## EXERCISE DESCRIPTION
Copy each line below that includes "Μηκίδες".

(Dataset items)
++++
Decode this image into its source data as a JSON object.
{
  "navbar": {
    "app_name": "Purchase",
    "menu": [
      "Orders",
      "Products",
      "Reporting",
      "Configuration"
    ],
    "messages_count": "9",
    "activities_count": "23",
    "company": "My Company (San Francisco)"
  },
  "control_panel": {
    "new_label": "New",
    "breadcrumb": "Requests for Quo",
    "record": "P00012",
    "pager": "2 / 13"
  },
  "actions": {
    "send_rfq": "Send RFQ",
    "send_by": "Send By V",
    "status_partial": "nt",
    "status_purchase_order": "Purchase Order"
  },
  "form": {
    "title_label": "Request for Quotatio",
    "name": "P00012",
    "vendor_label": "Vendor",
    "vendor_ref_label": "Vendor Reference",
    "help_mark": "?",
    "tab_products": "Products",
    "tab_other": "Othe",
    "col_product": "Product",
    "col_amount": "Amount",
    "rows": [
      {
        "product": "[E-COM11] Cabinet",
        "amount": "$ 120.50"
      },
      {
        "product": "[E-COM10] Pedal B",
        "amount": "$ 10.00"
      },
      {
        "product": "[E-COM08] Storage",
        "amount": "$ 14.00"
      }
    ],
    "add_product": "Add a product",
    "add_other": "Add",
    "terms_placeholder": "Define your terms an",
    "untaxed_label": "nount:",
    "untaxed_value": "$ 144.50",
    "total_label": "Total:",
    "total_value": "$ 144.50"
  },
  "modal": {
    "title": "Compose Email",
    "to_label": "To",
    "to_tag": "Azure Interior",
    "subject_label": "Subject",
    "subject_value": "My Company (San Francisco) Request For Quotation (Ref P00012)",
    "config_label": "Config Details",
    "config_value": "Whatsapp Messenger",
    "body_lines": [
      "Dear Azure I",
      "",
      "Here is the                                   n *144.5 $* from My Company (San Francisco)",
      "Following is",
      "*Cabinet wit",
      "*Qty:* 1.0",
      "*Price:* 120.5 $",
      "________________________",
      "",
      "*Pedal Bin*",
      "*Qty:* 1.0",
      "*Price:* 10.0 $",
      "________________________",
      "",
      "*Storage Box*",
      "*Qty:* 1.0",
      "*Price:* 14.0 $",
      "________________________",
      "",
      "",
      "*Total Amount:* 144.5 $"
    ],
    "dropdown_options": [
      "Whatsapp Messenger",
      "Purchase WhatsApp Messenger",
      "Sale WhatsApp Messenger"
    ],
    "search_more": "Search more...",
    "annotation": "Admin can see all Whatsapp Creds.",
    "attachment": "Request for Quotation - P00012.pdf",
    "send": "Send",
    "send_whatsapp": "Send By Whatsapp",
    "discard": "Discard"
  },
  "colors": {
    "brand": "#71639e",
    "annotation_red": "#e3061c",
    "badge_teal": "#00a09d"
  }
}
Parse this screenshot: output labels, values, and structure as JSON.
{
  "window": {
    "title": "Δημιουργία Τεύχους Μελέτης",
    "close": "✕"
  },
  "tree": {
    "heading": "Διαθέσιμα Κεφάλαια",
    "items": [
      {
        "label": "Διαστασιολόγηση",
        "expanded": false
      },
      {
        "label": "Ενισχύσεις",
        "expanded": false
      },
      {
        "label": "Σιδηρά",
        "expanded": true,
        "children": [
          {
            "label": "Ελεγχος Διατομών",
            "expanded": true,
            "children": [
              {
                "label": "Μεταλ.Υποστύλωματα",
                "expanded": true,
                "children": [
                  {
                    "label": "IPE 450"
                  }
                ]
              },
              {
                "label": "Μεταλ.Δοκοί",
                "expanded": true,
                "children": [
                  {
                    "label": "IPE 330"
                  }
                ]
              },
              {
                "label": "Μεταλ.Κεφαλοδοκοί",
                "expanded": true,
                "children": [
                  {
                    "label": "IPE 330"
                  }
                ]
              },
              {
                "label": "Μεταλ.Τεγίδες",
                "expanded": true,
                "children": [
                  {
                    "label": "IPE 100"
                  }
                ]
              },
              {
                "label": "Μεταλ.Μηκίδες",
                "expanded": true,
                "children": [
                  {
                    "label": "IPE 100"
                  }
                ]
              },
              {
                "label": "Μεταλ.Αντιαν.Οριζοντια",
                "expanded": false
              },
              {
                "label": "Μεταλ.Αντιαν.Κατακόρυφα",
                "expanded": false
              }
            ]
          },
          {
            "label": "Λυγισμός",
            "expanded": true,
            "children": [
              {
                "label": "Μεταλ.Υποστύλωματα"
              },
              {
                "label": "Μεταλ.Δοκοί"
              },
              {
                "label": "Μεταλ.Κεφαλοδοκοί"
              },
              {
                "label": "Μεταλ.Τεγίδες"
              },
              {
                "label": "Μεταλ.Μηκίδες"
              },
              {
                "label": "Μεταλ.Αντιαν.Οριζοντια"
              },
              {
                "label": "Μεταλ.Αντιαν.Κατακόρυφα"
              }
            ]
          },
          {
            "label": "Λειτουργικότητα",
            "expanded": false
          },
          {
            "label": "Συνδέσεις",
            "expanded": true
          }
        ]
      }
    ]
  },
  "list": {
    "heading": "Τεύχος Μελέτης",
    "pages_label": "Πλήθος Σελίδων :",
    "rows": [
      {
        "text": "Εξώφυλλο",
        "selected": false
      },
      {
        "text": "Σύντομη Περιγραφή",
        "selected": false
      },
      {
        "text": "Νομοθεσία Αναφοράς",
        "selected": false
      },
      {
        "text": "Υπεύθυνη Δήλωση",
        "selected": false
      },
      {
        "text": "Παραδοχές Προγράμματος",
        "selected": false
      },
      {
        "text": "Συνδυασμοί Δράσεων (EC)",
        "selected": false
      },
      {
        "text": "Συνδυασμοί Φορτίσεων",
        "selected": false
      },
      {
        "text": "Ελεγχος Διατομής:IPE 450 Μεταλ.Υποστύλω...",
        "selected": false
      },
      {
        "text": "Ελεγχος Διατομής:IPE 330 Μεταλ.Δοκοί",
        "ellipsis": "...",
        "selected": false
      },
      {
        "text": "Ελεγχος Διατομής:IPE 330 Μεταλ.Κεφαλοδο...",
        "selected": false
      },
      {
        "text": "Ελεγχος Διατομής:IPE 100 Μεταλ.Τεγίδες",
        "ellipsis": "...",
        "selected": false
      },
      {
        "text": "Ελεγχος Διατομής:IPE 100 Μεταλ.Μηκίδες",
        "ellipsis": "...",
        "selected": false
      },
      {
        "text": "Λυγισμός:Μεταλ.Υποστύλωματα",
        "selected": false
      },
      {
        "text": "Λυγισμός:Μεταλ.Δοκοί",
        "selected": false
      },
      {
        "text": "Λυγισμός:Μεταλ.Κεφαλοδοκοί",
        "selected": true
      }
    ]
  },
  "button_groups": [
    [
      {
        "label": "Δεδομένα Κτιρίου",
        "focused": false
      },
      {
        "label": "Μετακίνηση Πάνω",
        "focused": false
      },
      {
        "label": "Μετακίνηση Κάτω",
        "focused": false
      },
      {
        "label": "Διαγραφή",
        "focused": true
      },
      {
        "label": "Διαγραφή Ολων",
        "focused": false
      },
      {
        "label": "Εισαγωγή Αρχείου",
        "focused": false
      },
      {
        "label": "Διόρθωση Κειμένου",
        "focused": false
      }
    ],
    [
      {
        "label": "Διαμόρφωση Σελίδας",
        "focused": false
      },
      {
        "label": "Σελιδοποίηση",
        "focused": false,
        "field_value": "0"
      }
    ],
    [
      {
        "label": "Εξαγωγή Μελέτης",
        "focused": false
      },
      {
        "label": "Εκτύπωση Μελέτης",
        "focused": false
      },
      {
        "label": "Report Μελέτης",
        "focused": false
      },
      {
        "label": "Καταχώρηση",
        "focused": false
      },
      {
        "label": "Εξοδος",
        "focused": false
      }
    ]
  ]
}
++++
## TASK SOLUTION
                "label": "Μεταλ.Μηκίδες",
                "label": "Μεταλ.Μηκίδες"
        "text": "Ελεγχος Διατομής:IPE 100 Μεταλ.Μηκίδες",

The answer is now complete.